Why are some web platform features only available in HTTPS page-loads?

The full answer is here: we Prefer Secure Origins For Powerful New Features. In short, many web platform features give web origins access to sensitive new sources of infomation, or significant power over a user's experience with their computer/phone/watch/et c., or over their experience with it. We would therefore like to have some basis to believe the origin meets a minimum bar for security, that the sensitive information is transported over the Internet in an authetnicated and confidential way, and that users can make meaningful choices to trust or not trust a web origin.

Note that the reason we require secure origins for WebCrypto is slightly different: An application that uses WebCrypto is almost certainly using it to provide some kind of security guarantee (e.g. encrypted instant messages or email). However, unless the JavaScript was itself transported to the client securely, it cannot actually provide any guarantee. (After all, a MITM attacker could have modified the code, if it was not transported securely.)

Which origins are "secure"?

Secure origins are those that match at least one of the following (scheme, host, port) patterns:
  • (https, *, *)
  • (wss, *, *)
  • (*, localhost, *)
  • (*, 127/8, *)
  • (*, ::1/128, *)
  • (file, *, —)
  • (chrome-extension, *, —)
That is, secure origins are those that load resources either from the local machine (necessarily trusted) or over the network from a cryptographically-authenticated server.

What's the story with certificate revocation?

Chrome's primary mechanism for checking the revocation status of HTTPS certificates is CRLsets.

Chrome also supports Online Certificate Status Protocol (OCSP). However, the effectiveness of OCSP is is essentially 0 unless the client fails hard (refuses to connect) if it cannot get a live, valid OCSP response. No browser has OCSP set to hard-fail by default, for good reasons explained by Adam Langley (see https://www.imperialviolet.org/2014/04/29/revocationagain.html and https://www.imperialviolet.org/2014/04/19/revchecking.html).

Stapled OCSP with the Must Staple option (hard-fail if a valid OCSP response is not stapled to the certificate) is a much better solution to the revocation problem than non-stapled OCSP. CAs and browsers are working toward that solution (see the Internet-Draft: http://tools.ietf.org/html/draft-hallambaker-tlssecuritypolicy-03).

Additionally, non-stapled OCSP poses a privacy problem: in order to check the status of a certificate, the client must query an OCSP responder for the status of the certificate, thus exposing a user's HTTPS browsing history to the responder (a third party).

Chrome performs online checking for Extended Validation certificates if it does not already have a non-expired CRLSet entry covering the domain.
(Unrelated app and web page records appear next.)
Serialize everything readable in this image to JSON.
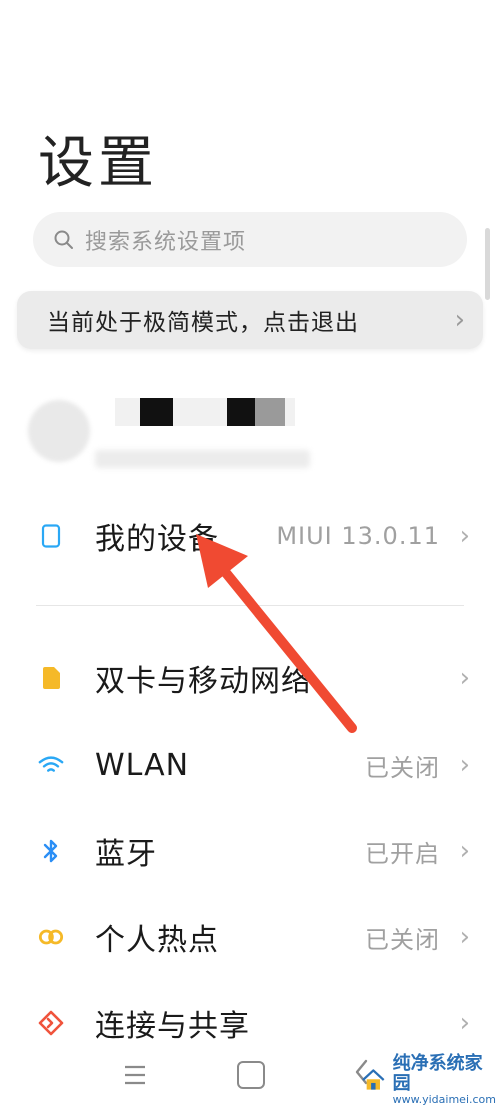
{
  "page": {
    "title": "设置"
  },
  "search": {
    "placeholder": "搜索系统设置项",
    "icon": "search-icon"
  },
  "simple_mode_banner": {
    "label": "当前处于极简模式，点击退出",
    "icon": "chevron-right-icon"
  },
  "device_row": {
    "label": "我的设备",
    "value": "MIUI 13.0.11",
    "icon": "phone-icon"
  },
  "settings": [
    {
      "label": "双卡与移动网络",
      "value": "",
      "icon": "sim-card-icon",
      "color": "#f5b928"
    },
    {
      "label": "WLAN",
      "value": "已关闭",
      "icon": "wifi-icon",
      "color": "#2aa8f5"
    },
    {
      "label": "蓝牙",
      "value": "已开启",
      "icon": "bluetooth-icon",
      "color": "#2a8ef5"
    },
    {
      "label": "个人热点",
      "value": "已关闭",
      "icon": "hotspot-icon",
      "color": "#f5b928"
    },
    {
      "label": "连接与共享",
      "value": "",
      "icon": "share-icon",
      "color": "#f0533c"
    }
  ],
  "watermark": {
    "title": "纯净系统家园",
    "url": "www.yidaimei.com"
  },
  "colors": {
    "annotation_arrow": "#f04a32",
    "accent_blue": "#2aa8f5"
  }
}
If Chrome does not get a response, it simply downgrades the security indicator to Domain Validated.

See also this bug for more discussion of the user-facing UX: https://code.google.com/p/chromium/issues/detail?id=361820.